--- Data records ---
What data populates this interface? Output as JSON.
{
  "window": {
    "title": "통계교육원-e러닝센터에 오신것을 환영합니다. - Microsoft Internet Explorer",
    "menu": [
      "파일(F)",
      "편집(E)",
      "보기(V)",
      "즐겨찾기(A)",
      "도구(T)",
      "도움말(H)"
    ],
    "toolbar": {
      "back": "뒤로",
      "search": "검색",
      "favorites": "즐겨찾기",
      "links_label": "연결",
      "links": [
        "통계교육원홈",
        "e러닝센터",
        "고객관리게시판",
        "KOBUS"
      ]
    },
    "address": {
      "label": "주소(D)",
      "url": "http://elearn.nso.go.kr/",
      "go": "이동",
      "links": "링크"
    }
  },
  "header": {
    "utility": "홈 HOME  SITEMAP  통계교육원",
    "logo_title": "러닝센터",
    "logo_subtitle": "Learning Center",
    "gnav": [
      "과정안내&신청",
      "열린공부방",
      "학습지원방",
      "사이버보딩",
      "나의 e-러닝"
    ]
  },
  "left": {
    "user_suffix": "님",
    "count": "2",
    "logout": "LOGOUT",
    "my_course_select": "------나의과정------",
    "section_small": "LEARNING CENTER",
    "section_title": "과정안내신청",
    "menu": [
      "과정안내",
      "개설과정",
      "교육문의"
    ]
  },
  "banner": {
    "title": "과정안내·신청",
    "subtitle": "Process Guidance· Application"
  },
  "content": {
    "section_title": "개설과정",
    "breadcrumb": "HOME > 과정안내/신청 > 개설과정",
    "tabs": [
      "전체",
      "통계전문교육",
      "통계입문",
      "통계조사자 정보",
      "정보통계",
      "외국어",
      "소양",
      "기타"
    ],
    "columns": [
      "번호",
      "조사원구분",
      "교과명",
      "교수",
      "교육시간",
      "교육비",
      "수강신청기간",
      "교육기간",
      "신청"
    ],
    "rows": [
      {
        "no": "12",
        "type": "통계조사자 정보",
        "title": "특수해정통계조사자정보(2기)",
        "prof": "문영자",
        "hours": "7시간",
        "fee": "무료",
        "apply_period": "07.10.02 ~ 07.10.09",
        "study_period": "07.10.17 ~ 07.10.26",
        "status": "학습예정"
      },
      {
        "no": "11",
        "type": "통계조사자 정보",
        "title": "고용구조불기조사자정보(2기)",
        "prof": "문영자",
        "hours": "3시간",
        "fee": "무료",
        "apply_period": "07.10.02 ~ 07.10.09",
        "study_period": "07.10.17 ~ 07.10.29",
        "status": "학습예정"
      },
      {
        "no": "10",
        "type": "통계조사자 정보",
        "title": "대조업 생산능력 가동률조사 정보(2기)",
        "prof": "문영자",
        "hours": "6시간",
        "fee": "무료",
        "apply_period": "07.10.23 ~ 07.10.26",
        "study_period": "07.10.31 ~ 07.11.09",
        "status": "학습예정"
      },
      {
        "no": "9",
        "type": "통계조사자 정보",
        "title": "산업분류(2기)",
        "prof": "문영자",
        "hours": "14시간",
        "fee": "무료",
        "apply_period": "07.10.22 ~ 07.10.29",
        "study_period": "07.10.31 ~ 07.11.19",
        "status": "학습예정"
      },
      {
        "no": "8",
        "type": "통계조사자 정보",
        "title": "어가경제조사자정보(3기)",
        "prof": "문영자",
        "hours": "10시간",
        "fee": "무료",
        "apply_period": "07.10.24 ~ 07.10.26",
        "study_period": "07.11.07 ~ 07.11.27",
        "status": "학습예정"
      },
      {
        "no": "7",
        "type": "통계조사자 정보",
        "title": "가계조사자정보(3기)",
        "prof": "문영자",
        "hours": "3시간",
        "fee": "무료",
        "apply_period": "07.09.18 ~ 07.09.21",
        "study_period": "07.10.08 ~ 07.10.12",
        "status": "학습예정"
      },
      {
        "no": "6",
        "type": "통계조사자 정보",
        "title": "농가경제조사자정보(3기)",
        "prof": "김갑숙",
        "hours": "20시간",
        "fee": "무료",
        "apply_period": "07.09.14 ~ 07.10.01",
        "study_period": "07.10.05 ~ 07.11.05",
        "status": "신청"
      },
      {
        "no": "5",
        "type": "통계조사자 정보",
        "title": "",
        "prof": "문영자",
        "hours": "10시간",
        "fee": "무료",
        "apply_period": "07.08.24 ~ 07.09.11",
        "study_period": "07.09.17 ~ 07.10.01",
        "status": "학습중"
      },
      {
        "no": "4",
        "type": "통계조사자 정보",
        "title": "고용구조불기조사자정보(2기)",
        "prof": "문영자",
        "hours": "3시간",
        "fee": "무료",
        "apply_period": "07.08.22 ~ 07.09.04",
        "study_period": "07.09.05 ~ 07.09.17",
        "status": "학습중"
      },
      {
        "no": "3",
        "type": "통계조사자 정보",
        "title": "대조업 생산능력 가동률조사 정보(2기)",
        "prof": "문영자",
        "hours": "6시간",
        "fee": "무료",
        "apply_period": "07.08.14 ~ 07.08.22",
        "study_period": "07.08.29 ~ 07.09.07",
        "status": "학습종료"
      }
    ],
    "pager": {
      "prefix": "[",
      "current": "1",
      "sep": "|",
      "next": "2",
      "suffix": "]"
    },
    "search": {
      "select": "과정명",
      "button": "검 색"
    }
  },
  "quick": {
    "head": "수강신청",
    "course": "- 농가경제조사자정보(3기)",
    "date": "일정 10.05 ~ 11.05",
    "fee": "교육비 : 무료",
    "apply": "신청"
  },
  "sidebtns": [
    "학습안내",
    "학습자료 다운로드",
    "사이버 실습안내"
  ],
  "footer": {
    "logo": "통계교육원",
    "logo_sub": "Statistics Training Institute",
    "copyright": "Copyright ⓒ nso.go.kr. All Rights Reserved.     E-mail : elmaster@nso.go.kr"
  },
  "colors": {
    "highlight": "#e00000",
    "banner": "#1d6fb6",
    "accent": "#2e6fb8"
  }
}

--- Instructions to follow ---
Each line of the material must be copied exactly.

--- Result for this exercise ---
What data populates this interface? Output as JSON.
{
  "window": {
    "title": "통계교육원-e러닝센터에 오신것을 환영합니다. - Microsoft Internet Explorer",
    "menu": [
      "파일(F)",
      "편집(E)",
      "보기(V)",
      "즐겨찾기(A)",
      "도구(T)",
      "도움말(H)"
    ],
    "toolbar": {
      "back": "뒤로",
      "search": "검색",
      "favorites": "즐겨찾기",
      "links_label": "연결",
      "links": [
        "통계교육원홈",
        "e러닝센터",
        "고객관리게시판",
        "KOBUS"
      ]
    },
    "address": {
      "label": "주소(D)",
      "url": "http://elearn.nso.go.kr/",
      "go": "이동",
      "links": "링크"
    }
  },
  "header": {
    "utility": "홈 HOME  SITEMAP  통계교육원",
    "logo_title": "러닝센터",
    "logo_subtitle": "Learning Center",
    "gnav": [
      "과정안내&신청",
      "열린공부방",
      "학습지원방",
      "사이버보딩",
      "나의 e-러닝"
    ]
  },
  "left": {
    "user_suffix": "님",
    "count": "2",
    "logout": "LOGOUT",
    "my_course_select": "------나의과정------",
    "section_small": "LEARNING CENTER",
    "section_title": "과정안내신청",
    "menu": [
      "과정안내",
      "개설과정",
      "교육문의"
    ]
  },
  "banner": {
    "title": "과정안내·신청",
    "subtitle": "Process Guidance· Application"
  },
  "content": {
    "section_title": "개설과정",
    "breadcrumb": "HOME > 과정안내/신청 > 개설과정",
    "tabs": [
      "전체",
      "통계전문교육",
      "통계입문",
      "통계조사자 정보",
      "정보통계",
      "외국어",
      "소양",
      "기타"
    ],
    "columns": [
      "번호",
      "조사원구분",
      "교과명",
      "교수",
      "교육시간",
      "교육비",
      "수강신청기간",
      "교육기간",
      "신청"
    ],
    "rows": [
      {
        "no": "12",
        "type": "통계조사자 정보",
        "title": "특수해정통계조사자정보(2기)",
        "prof": "문영자",
        "hours": "7시간",
        "fee": "무료",
        "apply_period": "07.10.02 ~ 07.10.09",
        "study_period": "07.10.17 ~ 07.10.26",
        "status": "학습예정"
      },
      {
        "no": "11",
        "type": "통계조사자 정보",
        "title": "고용구조불기조사자정보(2기)",
        "prof": "문영자",
        "hours": "3시간",
        "fee": "무료",
        "apply_period": "07.10.02 ~ 07.10.09",
        "study_period": "07.10.17 ~ 07.10.29",
        "status": "학습예정"
      },
      {
        "no": "10",
        "type": "통계조사자 정보",
        "title": "대조업 생산능력 가동률조사 정보(2기)",
        "prof": "문영자",
        "hours": "6시간",
        "fee": "무료",
        "apply_period": "07.10.23 ~ 07.10.26",
        "study_period": "07.10.31 ~ 07.11.09",
        "status": "학습예정"
      },
      {
        "no": "9",
        "type": "통계조사자 정보",
        "title": "산업분류(2기)",
        "prof": "문영자",
        "hours": "14시간",
        "fee": "무료",
        "apply_period": "07.10.22 ~ 07.10.29",
        "study_period": "07.10.31 ~ 07.11.19",
        "status": "학습예정"
      },
      {
        "no": "8",
        "type": "통계조사자 정보",
        "title": "어가경제조사자정보(3기)",
        "prof": "문영자",
        "hours": "10시간",
        "fee": "무료",
        "apply_period": "07.10.24 ~ 07.10.26",
        "study_period": "07.11.07 ~ 07.11.27",
        "status": "학습예정"
      },
      {
        "no": "7",
        "type": "통계조사자 정보",
        "title": "가계조사자정보(3기)",
        "prof": "문영자",
        "hours": "3시간",
        "fee": "무료",
        "apply_period": "07.09.18 ~ 07.09.21",
        "study_period": "07.10.08 ~ 07.10.12",
        "status": "학습예정"
      },
      {
        "no": "6",
        "type": "통계조사자 정보",
        "title": "농가경제조사자정보(3기)",
        "prof": "김갑숙",
        "hours": "20시간",
        "fee": "무료",
        "apply_period": "07.09.14 ~ 07.10.01",
        "study_period": "07.10.05 ~ 07.11.05",
        "status": "신청"
      },
      {
        "no": "5",
        "type": "통계조사자 정보",
        "title": "",
        "prof": "문영자",
        "hours": "10시간",
        "fee": "무료",
        "apply_period": "07.08.24 ~ 07.09.11",
        "study_period": "07.09.17 ~ 07.10.01",
        "status": "학습중"
      },
      {
        "no": "4",
        "type": "통계조사자 정보",
        "title": "고용구조불기조사자정보(2기)",
        "prof": "문영자",
        "hours": "3시간",
        "fee": "무료",
        "apply_period": "07.08.22 ~ 07.09.04",
        "study_period": "07.09.05 ~ 07.09.17",
        "status": "학습중"
      },
      {
        "no": "3",
        "type": "통계조사자 정보",
        "title": "대조업 생산능력 가동률조사 정보(2기)",
        "prof": "문영자",
        "hours": "6시간",
        "fee": "무료",
        "apply_period": "07.08.14 ~ 07.08.22",
        "study_period": "07.08.29 ~ 07.09.07",
        "status": "학습종료"
      }
    ],
    "pager": {
      "prefix": "[",
      "current": "1",
      "sep": "|",
      "next": "2",
      "suffix": "]"
    },
    "search": {
      "select": "과정명",
      "button": "검 색"
    }
  },
  "quick": {
    "head": "수강신청",
    "course": "- 농가경제조사자정보(3기)",
    "date": "일정 10.05 ~ 11.05",
    "fee": "교육비 : 무료",
    "apply": "신청"
  },
  "sidebtns": [
    "학습안내",
    "학습자료 다운로드",
    "사이버 실습안내"
  ],
  "footer": {
    "logo": "통계교육원",
    "logo_sub": "Statistics Training Institute",
    "copyright": "Copyright ⓒ nso.go.kr. All Rights Reserved.     E-mail : elmaster@nso.go.kr"
  },
  "colors": {
    "highlight": "#e00000",
    "banner": "#1d6fb6",
    "accent": "#2e6fb8"
  }
}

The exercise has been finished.